3C. Supporting Authentic Family Voice in NH 

Presented by Kelly Untiet, NH Department of Education, and Mary Lane, NH Department of Education
Format: Presenter led

The NH Department of Education believes and research confirms that children thrive when families play an active role in their education.  To that end, the Department, with support from several community partners, is committed to engaging families, educators, and communities to improve educational outcomes for NH students. In this session, you will learn how the Dual-Capacity Framework can support the creation of strong, supportive relationships that elicit authentic family voice and ensure it informs the way schools “do business.”

Kelly currently serves as the Communications Coordinator and Family and Youth Engagement lead within the Office of Social & Emotional Wellness, Bureau of STudent Wellness at the NH Department of Education.

Mary Lane is an Educational Consultant working within the Bureau of Special Education at the NH Department of Education. Mary serves as the lead on with the NH Scholastic Center for Authentic Family Voice.

3D. Building Resilience in Children Impacted by Parental Incarceration 

Presented by: Tiffani Arsenault, MS, Family Connections Center, New Hampshire Department of Corrections
Format: Presenter-led

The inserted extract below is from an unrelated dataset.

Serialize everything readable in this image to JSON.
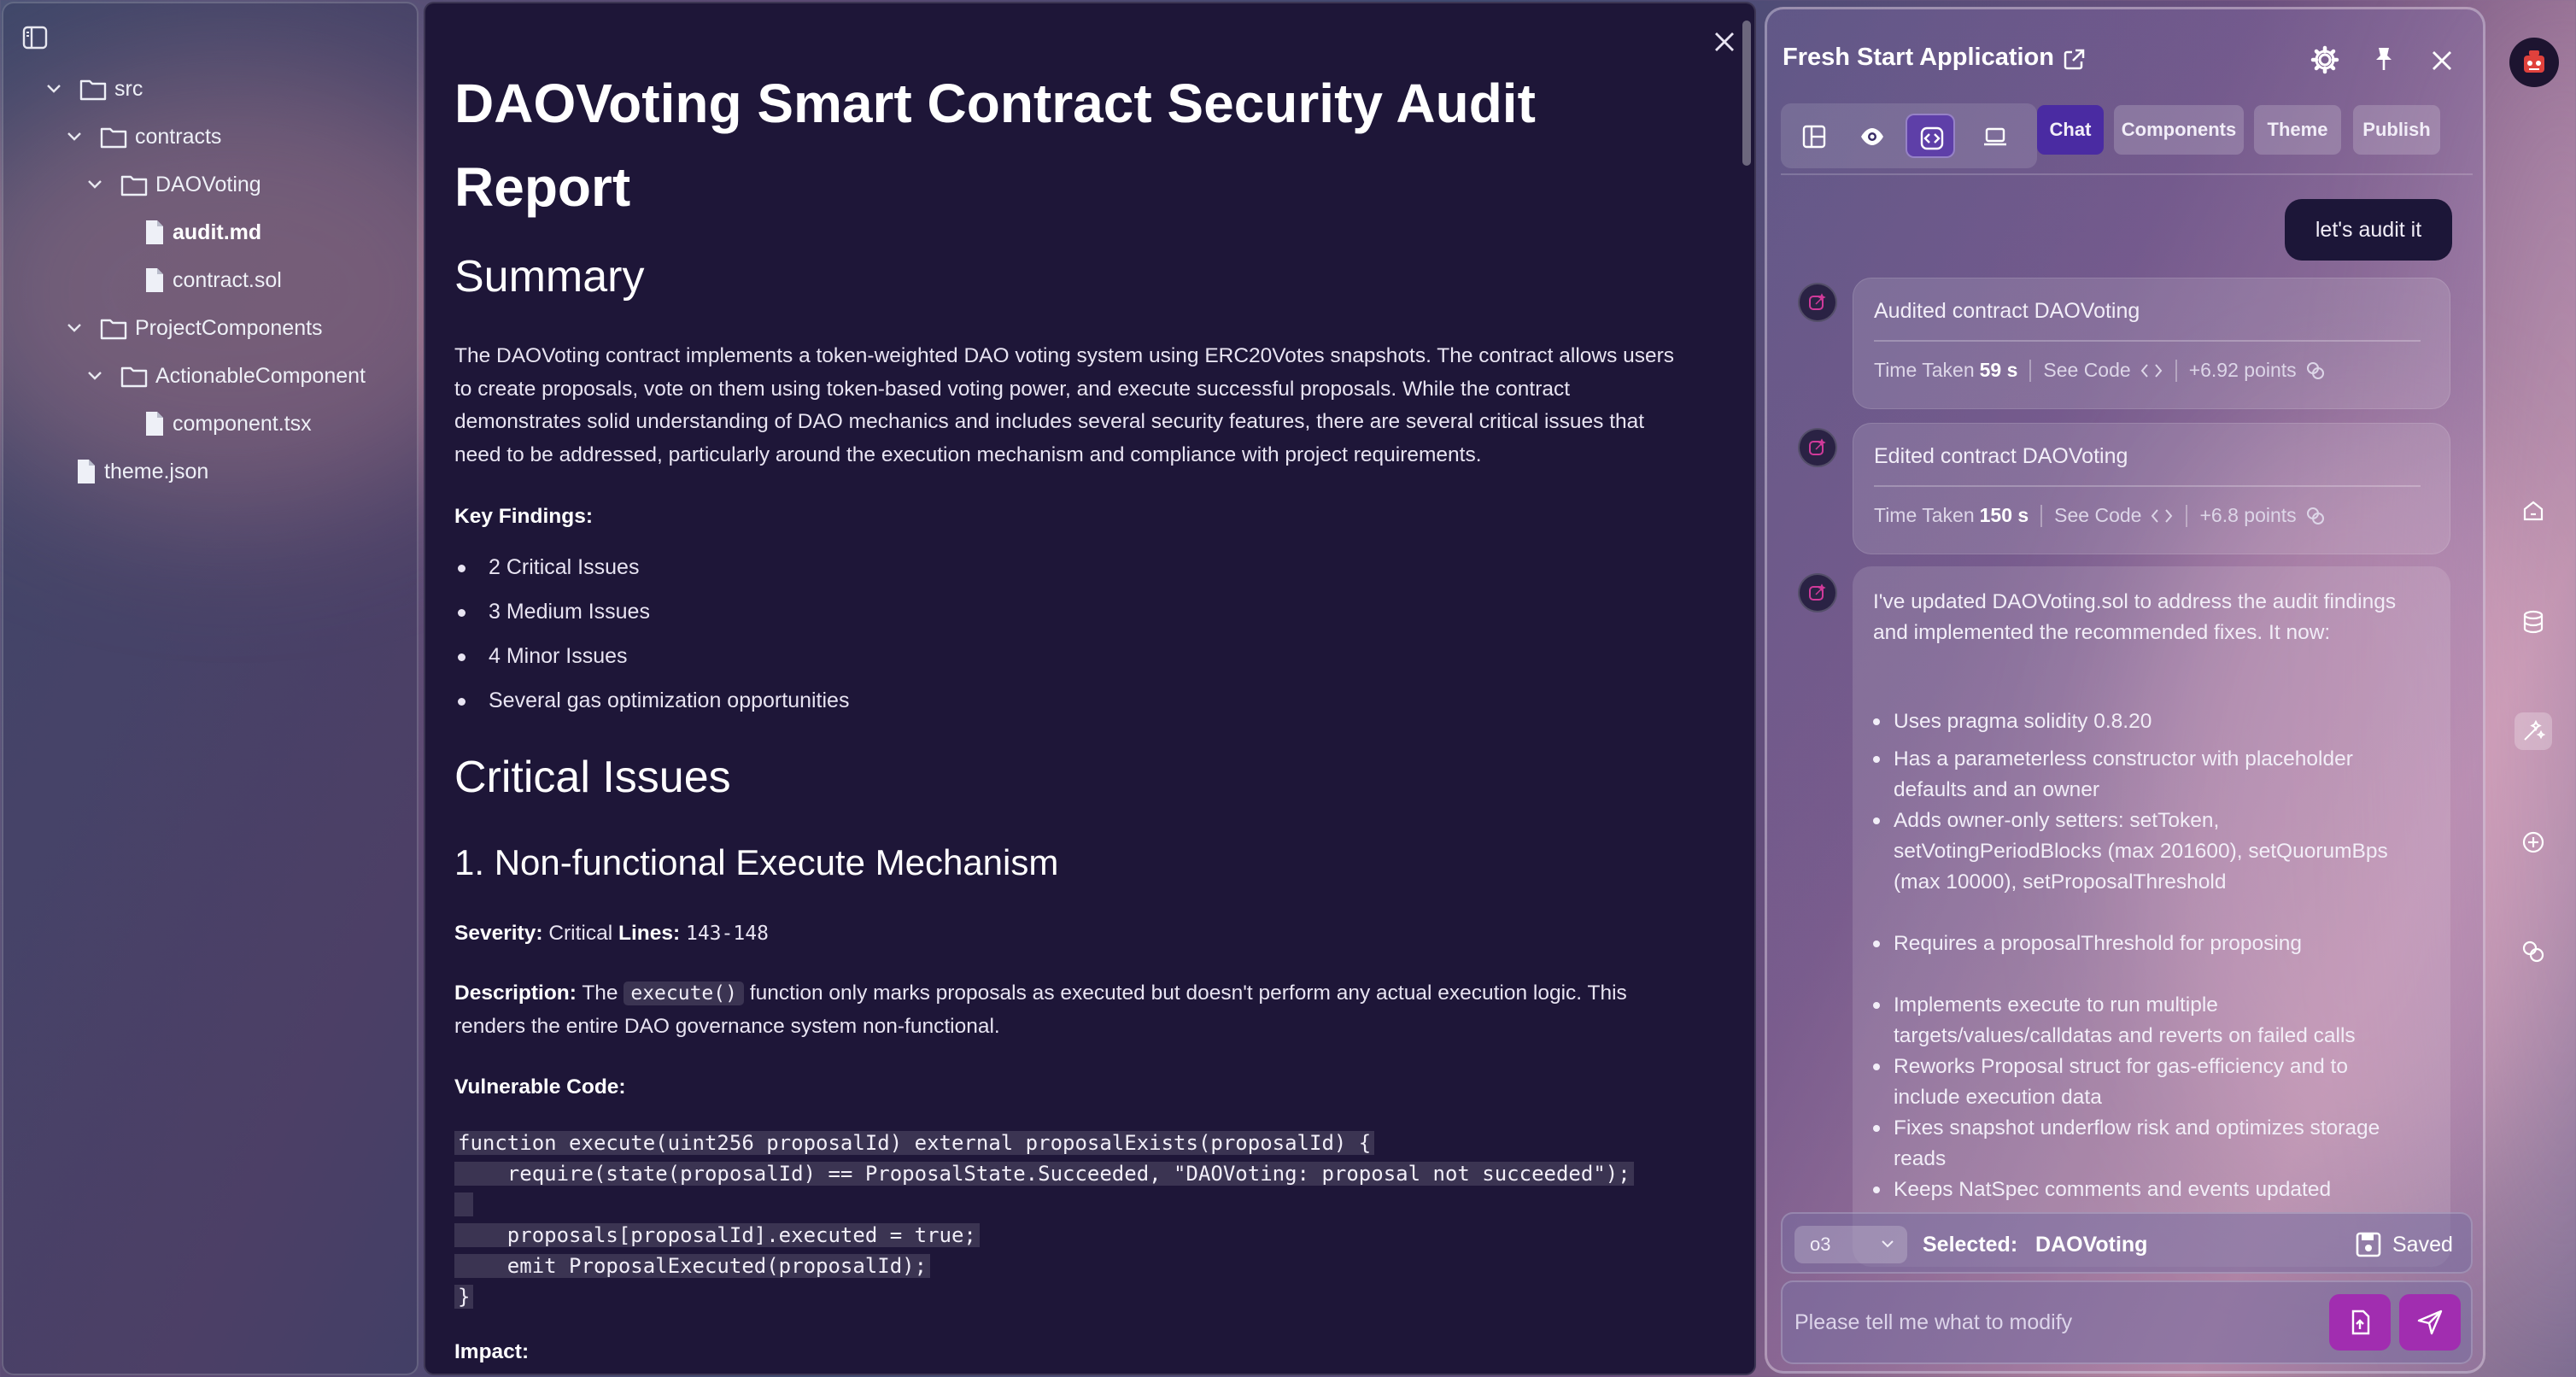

One in 28 children have a parent incarcerated; that’s one in every classroom across the United States. Although incarceration is common and “normal” for many children it is still a taboo topic lacking in awareness and education for the various professionals who come into contact with these children.  During this presentation you will learn some facts around incarceration and who it impacts, some of the potential adverse outcomes for children with an incarcerated parent, and what professionals can do to help children heal and thrive despite their parent’s incarceration.

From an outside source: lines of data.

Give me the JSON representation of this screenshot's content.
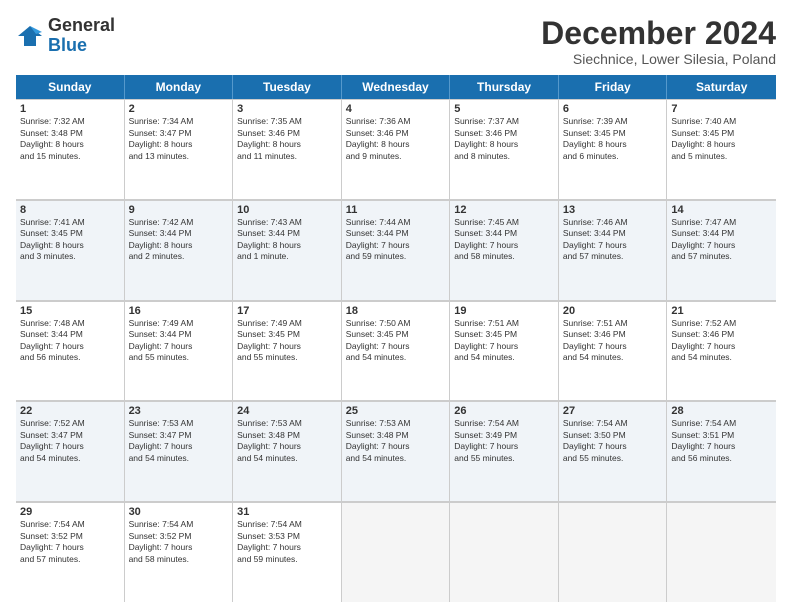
{
  "header": {
    "logo_line1": "General",
    "logo_line2": "Blue",
    "main_title": "December 2024",
    "subtitle": "Siechnice, Lower Silesia, Poland"
  },
  "days_of_week": [
    "Sunday",
    "Monday",
    "Tuesday",
    "Wednesday",
    "Thursday",
    "Friday",
    "Saturday"
  ],
  "weeks": [
    [
      {
        "num": "1",
        "lines": [
          "Sunrise: 7:32 AM",
          "Sunset: 3:48 PM",
          "Daylight: 8 hours",
          "and 15 minutes."
        ]
      },
      {
        "num": "2",
        "lines": [
          "Sunrise: 7:34 AM",
          "Sunset: 3:47 PM",
          "Daylight: 8 hours",
          "and 13 minutes."
        ]
      },
      {
        "num": "3",
        "lines": [
          "Sunrise: 7:35 AM",
          "Sunset: 3:46 PM",
          "Daylight: 8 hours",
          "and 11 minutes."
        ]
      },
      {
        "num": "4",
        "lines": [
          "Sunrise: 7:36 AM",
          "Sunset: 3:46 PM",
          "Daylight: 8 hours",
          "and 9 minutes."
        ]
      },
      {
        "num": "5",
        "lines": [
          "Sunrise: 7:37 AM",
          "Sunset: 3:46 PM",
          "Daylight: 8 hours",
          "and 8 minutes."
        ]
      },
      {
        "num": "6",
        "lines": [
          "Sunrise: 7:39 AM",
          "Sunset: 3:45 PM",
          "Daylight: 8 hours",
          "and 6 minutes."
        ]
      },
      {
        "num": "7",
        "lines": [
          "Sunrise: 7:40 AM",
          "Sunset: 3:45 PM",
          "Daylight: 8 hours",
          "and 5 minutes."
        ]
      }
    ],
    [
      {
        "num": "8",
        "lines": [
          "Sunrise: 7:41 AM",
          "Sunset: 3:45 PM",
          "Daylight: 8 hours",
          "and 3 minutes."
        ]
      },
      {
        "num": "9",
        "lines": [
          "Sunrise: 7:42 AM",
          "Sunset: 3:44 PM",
          "Daylight: 8 hours",
          "and 2 minutes."
        ]
      },
      {
        "num": "10",
        "lines": [
          "Sunrise: 7:43 AM",
          "Sunset: 3:44 PM",
          "Daylight: 8 hours",
          "and 1 minute."
        ]
      },
      {
        "num": "11",
        "lines": [
          "Sunrise: 7:44 AM",
          "Sunset: 3:44 PM",
          "Daylight: 7 hours",
          "and 59 minutes."
        ]
      },
      {
        "num": "12",
        "lines": [
          "Sunrise: 7:45 AM",
          "Sunset: 3:44 PM",
          "Daylight: 7 hours",
          "and 58 minutes."
        ]
      },
      {
        "num": "13",
        "lines": [
          "Sunrise: 7:46 AM",
          "Sunset: 3:44 PM",
          "Daylight: 7 hours",
          "and 57 minutes."
        ]
      },
      {
        "num": "14",
        "lines": [
          "Sunrise: 7:47 AM",
          "Sunset: 3:44 PM",
          "Daylight: 7 hours",
          "and 57 minutes."
        ]
      }
    ],
    [
      {
        "num": "15",
        "lines": [
          "Sunrise: 7:48 AM",
          "Sunset: 3:44 PM",
          "Daylight: 7 hours",
          "and 56 minutes."
        ]
      },
      {
        "num": "16",
        "lines": [
          "Sunrise: 7:49 AM",
          "Sunset: 3:44 PM",
          "Daylight: 7 hours",
          "and 55 minutes."
        ]
      },
      {
        "num": "17",
        "lines": [
          "Sunrise: 7:49 AM",
          "Sunset: 3:45 PM",
          "Daylight: 7 hours",
          "and 55 minutes."
        ]
      },
      {
        "num": "18",
        "lines": [
          "Sunrise: 7:50 AM",
          "Sunset: 3:45 PM",
          "Daylight: 7 hours",
          "and 54 minutes."
        ]
      },
      {
        "num": "19",
        "lines": [
          "Sunrise: 7:51 AM",
          "Sunset: 3:45 PM",
          "Daylight: 7 hours",
          "and 54 minutes."
        ]
      },
      {
        "num": "20",
        "lines": [
          "Sunrise: 7:51 AM",
          "Sunset: 3:46 PM",
          "Daylight: 7 hours",
          "and 54 minutes."
        ]
      },
      {
        "num": "21",
        "lines": [
          "Sunrise: 7:52 AM",
          "Sunset: 3:46 PM",
          "Daylight: 7 hours",
          "and 54 minutes."
        ]
      }
    ],
    [
      {
        "num": "22",
        "lines": [
          "Sunrise: 7:52 AM",
          "Sunset: 3:47 PM",
          "Daylight: 7 hours",
          "and 54 minutes."
        ]
      },
      {
        "num": "23",
        "lines": [
          "Sunrise: 7:53 AM",
          "Sunset: 3:47 PM",
          "Daylight: 7 hours",
          "and 54 minutes."
        ]
      },
      {
        "num": "24",
        "lines": [
          "Sunrise: 7:53 AM",
          "Sunset: 3:48 PM",
          "Daylight: 7 hours",
          "and 54 minutes."
        ]
      },
      {
        "num": "25",
        "lines": [
          "Sunrise: 7:53 AM",
          "Sunset: 3:48 PM",
          "Daylight: 7 hours",
          "and 54 minutes."
        ]
      },
      {
        "num": "26",
        "lines": [
          "Sunrise: 7:54 AM",
          "Sunset: 3:49 PM",
          "Daylight: 7 hours",
          "and 55 minutes."
        ]
      },
      {
        "num": "27",
        "lines": [
          "Sunrise: 7:54 AM",
          "Sunset: 3:50 PM",
          "Daylight: 7 hours",
          "and 55 minutes."
        ]
      },
      {
        "num": "28",
        "lines": [
          "Sunrise: 7:54 AM",
          "Sunset: 3:51 PM",
          "Daylight: 7 hours",
          "and 56 minutes."
        ]
      }
    ],
    [
      {
        "num": "29",
        "lines": [
          "Sunrise: 7:54 AM",
          "Sunset: 3:52 PM",
          "Daylight: 7 hours",
          "and 57 minutes."
        ]
      },
      {
        "num": "30",
        "lines": [
          "Sunrise: 7:54 AM",
          "Sunset: 3:52 PM",
          "Daylight: 7 hours",
          "and 58 minutes."
        ]
      },
      {
        "num": "31",
        "lines": [
          "Sunrise: 7:54 AM",
          "Sunset: 3:53 PM",
          "Daylight: 7 hours",
          "and 59 minutes."
        ]
      },
      null,
      null,
      null,
      null
    ]
  ],
  "alt_rows": [
    1,
    3
  ]
}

Ms. Arsenault has been working with families since 2005 in settings including juvenile residential, community mental health, and most recently those effected by incarceration. For the last 8 years she has been running the Family Connections Center (FCC) at the Northern NH Correctional Facility in Berlin. This Center is one of three family support programs for parents incarcerated in the NH Department of Corrections, the state’s prison system. The mission of the FCC is to strengthen the connections between incarcerated parents and their families while facilitating ties to their communities through education and support.  Ms. Arsenault holds her Masters in Adult, Juvenile and Community Correctional Leadership and has had an article published in the Parenting Connection magazine (Spring 2016) titled Parenting from Prison Made Easier.  

3E. From Childhood to Super Hero: Helping Kids Find Their Cape  

Presented by: Linda Douglas, M.Ed., NH Coalition Against Domestic and Sexual Violence
Format: Presenter-Led

This workshop will discuss adverse childhood experiences and how young children can discover their own inner resilience by imagining they are super heroes.  By discussing super heroes, their origin stories (before the cape), and the choices that they made for good, children can learn how they can also be resilient, find their cape, and make the choice to use their powers for good.

Linda Douglas is the Trauma Specialist for the New Hampshire Coalition Against Domestic and Sexual Violence working to enhance the capacity of member programs of the coalition, and local communities, to address the affects of trauma and the complex needs of victims with mental health and substance abuse problems.  She has provided training to crisis center staff on the issues of domestic violence, substance abuse and mental health over the past nine years using trauma informed materials. Over the past seven years she has expanded her expertise to understanding the effects of trauma and domestic violence on children.  Linda has also been providing training to the Division of Children, Youth and Families and the Bureau of Housing Supports.

2019 Summit Sponsors

 

 

Join our growing list of sponsors! Check out our sponsorship kit by clicking here.